Sexes Eligible for Study:   All
Accepts Healthy Volunteers:   No
Criteria

Inclusion Criteria:

  • Consecutive patients aged 18-70 years of age
  • Documented obstructive sleep apnea by polysomnography (AHI 5 or more/hr)
  • Established diagnosis of PTSD related to any past lifetime traumatic event and have a diagnosis of current, chronic PTSD

Exclusion Criteria:

  • Central sleep apnea defined as central apnea/hypopnea >50% of the total respiratory events
  • Prior treatment for sleep apnea
  • Veterans with fewer than 4 teeth remaining in either arch
  • Coexisting narcolepsy
  • Tempo-mandibular joint disease
  • Epilepsy
  • Prominent suicidal or homicidal ideation
  • Diagnosis of dementia
  Contacts and Locations
Information from the National Library of Medicine

To learn more about this study, you or your doctor may contact the study research staff using the contact information provided by the sponsor.

Please refer to this study by its ClinicalTrials.gov identifier (NCT number): NCT01569022


Locations
United States, New York
VA Western New York Healthcare System, Buffalo, NY
Buffalo, New York, United States, 14215
Sponsors and Collaborators
VA Office of Research and Development
Investigators
Principal Investigator: Ali A El-Solh, MD MPH VA Western New York Healthcare System, Buffalo, NY
  More Information

Responsible Party: VA Office of Research and Development
ClinicalTrials.gov Identifier: NCT01569022     History of Changes
Other Study ID Numbers: CLIN-005-11F
First Submitted: March 20, 2012
First Posted: April 2, 2012
Results First Submitted: August 25, 2017
Results First Posted: November 8, 2017
Last Update Posted: November 8, 2017
Last Verified: November 2017
Individual Participant Data (IPD) Sharing Statement:
Plan to Share IPD: No

Studies a U.S. FDA-regulated Drug Product: No
Studies a U.S. FDA-regulated Device Product: Yes
Device Product Not Approved or Cleared by U.S. FDA: No
Pediatric Postmarket Surveillance of a Device Product: No
Product Manufactured in and Exported from the U.S.: No

Keywords provided by VA Office of Research and Development:
post traumatic stress disorder
continuous positive airway pressure
oral appliance

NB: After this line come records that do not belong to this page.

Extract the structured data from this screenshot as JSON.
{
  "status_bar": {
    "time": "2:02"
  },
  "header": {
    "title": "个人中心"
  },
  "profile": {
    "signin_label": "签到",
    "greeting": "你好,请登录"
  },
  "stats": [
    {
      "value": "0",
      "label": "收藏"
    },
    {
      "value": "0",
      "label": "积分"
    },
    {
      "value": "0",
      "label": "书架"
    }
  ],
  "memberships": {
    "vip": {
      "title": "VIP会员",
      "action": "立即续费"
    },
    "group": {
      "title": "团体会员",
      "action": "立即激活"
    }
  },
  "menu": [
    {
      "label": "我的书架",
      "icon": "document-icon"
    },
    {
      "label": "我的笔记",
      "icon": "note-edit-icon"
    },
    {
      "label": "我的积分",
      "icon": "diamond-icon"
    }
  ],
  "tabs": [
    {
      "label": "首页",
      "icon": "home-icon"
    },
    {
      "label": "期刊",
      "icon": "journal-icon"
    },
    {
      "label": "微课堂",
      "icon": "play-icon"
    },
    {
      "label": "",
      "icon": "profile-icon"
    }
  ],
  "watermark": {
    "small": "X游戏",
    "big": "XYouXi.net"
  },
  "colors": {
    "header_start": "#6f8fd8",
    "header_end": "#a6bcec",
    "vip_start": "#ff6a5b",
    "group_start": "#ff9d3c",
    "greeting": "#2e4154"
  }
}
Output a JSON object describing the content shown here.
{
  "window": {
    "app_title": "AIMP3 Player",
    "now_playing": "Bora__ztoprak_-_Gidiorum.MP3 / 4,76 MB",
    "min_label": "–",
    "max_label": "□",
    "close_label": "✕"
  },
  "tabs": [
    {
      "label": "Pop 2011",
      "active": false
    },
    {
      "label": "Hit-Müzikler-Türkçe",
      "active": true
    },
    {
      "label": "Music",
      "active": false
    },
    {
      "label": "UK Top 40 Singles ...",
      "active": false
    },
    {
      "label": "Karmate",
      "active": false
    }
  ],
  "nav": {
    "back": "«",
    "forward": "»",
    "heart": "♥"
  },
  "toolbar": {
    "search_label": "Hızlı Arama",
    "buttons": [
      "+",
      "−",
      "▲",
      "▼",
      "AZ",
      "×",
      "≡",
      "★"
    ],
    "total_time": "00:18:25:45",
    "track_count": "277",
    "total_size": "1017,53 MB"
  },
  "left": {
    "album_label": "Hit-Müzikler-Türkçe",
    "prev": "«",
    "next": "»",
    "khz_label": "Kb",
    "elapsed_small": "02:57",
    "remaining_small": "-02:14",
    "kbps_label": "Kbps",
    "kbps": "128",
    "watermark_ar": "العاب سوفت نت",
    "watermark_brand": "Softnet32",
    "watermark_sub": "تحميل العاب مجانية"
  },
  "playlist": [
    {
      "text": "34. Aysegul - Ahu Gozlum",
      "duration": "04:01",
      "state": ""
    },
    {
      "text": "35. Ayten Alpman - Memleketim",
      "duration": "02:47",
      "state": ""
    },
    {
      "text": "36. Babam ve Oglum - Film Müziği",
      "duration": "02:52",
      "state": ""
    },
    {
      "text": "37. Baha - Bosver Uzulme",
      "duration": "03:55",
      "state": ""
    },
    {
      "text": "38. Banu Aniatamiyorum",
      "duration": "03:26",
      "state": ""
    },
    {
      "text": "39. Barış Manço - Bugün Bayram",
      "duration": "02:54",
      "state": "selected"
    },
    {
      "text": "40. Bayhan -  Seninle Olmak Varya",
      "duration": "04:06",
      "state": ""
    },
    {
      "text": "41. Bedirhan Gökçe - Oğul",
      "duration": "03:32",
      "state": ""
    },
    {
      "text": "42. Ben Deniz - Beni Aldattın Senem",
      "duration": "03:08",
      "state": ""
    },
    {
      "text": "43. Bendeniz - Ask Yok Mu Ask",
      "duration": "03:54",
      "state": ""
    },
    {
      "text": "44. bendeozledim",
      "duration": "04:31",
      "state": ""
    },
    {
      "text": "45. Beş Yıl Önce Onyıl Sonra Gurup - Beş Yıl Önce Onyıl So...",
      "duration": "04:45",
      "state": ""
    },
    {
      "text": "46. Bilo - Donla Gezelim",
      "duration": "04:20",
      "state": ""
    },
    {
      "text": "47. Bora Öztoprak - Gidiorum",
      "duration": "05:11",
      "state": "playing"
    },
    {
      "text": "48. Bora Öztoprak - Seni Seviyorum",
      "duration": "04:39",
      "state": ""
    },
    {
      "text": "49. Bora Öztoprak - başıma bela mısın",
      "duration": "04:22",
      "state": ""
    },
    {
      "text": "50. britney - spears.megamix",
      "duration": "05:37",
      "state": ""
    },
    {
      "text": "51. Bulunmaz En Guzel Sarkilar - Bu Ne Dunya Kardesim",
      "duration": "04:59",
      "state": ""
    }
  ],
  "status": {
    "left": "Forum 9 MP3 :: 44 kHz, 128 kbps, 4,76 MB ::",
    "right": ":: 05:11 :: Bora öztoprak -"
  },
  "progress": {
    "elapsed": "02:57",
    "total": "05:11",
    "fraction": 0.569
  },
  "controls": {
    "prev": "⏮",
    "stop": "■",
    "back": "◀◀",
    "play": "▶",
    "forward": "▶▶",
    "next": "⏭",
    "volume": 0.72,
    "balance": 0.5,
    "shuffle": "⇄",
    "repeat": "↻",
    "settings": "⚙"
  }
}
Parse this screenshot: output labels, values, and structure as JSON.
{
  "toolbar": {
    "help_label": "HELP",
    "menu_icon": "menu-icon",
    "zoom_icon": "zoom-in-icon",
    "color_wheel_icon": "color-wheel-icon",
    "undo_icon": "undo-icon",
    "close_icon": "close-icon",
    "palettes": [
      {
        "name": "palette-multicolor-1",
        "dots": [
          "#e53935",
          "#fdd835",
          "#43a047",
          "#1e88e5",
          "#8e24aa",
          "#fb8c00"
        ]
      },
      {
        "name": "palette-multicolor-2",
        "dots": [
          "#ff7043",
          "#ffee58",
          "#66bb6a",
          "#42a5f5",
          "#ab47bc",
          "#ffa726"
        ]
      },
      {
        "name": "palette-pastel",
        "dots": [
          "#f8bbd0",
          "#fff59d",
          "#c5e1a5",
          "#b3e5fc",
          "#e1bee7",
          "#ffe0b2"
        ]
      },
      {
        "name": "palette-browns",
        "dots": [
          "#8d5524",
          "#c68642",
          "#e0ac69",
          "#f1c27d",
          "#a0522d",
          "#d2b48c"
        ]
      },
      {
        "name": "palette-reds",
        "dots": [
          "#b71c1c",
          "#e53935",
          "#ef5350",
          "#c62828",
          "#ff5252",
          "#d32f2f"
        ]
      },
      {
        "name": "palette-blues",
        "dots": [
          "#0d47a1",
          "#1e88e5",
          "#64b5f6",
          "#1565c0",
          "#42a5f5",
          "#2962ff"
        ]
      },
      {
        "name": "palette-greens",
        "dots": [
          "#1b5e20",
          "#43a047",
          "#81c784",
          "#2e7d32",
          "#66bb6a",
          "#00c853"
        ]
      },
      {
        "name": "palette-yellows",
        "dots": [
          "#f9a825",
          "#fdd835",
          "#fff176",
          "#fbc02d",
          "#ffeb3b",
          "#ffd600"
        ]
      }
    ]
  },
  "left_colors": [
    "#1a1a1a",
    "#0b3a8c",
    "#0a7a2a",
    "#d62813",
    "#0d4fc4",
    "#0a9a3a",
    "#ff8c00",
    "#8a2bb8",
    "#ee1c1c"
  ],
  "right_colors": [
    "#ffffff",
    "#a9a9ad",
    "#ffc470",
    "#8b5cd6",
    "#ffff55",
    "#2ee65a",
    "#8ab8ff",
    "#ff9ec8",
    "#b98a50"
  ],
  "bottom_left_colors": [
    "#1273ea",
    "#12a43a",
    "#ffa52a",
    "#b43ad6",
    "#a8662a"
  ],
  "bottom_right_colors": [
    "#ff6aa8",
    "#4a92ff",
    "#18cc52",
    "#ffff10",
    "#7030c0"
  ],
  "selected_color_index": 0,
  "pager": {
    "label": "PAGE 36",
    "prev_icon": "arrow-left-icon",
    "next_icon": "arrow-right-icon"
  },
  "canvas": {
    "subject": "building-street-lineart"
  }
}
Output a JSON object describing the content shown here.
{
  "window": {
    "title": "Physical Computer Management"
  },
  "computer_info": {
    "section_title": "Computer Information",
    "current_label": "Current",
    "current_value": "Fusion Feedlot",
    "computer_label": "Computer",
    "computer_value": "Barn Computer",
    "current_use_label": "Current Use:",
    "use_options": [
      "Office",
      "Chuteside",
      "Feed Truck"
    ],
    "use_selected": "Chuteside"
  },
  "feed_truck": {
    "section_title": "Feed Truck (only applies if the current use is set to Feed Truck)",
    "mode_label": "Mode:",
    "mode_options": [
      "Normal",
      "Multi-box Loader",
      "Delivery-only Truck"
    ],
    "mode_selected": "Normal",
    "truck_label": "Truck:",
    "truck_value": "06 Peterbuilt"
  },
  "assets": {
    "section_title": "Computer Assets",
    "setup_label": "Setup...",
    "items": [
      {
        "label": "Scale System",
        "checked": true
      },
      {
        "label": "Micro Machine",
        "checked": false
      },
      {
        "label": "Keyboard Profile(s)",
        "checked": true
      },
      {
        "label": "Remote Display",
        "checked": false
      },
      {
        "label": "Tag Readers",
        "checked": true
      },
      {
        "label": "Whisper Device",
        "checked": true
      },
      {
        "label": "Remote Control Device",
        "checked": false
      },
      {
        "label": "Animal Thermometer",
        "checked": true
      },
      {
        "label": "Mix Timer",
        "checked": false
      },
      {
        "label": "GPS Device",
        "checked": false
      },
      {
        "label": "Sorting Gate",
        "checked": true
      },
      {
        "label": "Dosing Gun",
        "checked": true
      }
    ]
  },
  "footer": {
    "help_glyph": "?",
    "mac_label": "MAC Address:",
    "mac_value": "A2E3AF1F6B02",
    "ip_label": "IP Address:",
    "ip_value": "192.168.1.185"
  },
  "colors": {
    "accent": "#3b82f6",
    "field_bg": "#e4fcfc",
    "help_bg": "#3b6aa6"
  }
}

Additional relevant MeSH terms:
Sleep Apnea Syndromes
Sleep Apnea, Obstructive
Stress Disorders, Traumatic
Stress Disorders, Post-Traumatic
Apnea
Respiration Disorders
Respiratory Tract Diseases
Sleep Disorders, Intrinsic
Dyssomnias
Sleep Wake Disorders
Nervous System Diseases
Trauma and Stressor Related Disorders
Mental Disorders